# [Instructions for the task]
Take each line of the listing that has the string "kissing" and report it.

......

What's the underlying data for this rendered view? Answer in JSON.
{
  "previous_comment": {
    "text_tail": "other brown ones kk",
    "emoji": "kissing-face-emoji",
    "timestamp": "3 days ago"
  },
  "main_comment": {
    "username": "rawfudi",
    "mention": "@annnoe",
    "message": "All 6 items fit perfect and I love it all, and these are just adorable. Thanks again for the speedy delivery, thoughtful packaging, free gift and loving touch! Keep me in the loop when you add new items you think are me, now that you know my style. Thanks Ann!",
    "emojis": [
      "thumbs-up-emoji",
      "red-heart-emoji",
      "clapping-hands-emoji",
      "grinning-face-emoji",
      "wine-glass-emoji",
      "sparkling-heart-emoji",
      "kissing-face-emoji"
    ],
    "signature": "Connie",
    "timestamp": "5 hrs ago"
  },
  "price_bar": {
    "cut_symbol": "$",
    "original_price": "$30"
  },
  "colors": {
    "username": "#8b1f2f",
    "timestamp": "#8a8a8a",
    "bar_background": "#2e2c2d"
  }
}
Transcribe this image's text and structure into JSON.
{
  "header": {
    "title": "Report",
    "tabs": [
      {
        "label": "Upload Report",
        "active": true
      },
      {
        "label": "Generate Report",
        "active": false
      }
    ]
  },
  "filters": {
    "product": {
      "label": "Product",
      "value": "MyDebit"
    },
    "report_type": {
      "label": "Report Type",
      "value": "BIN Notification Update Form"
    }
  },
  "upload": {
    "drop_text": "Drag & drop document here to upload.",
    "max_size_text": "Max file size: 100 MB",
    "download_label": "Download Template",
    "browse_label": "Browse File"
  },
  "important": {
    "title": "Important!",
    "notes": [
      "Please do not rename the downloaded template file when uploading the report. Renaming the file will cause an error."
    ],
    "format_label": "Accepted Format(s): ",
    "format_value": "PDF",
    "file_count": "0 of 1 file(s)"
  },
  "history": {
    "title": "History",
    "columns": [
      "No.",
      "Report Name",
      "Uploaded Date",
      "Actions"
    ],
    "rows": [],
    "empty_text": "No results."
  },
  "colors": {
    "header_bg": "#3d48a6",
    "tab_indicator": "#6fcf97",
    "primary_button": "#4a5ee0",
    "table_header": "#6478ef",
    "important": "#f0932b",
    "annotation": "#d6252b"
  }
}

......

# [Output of the task]
    "emoji": "kissing-face-emoji",
      "kissing-face-emoji"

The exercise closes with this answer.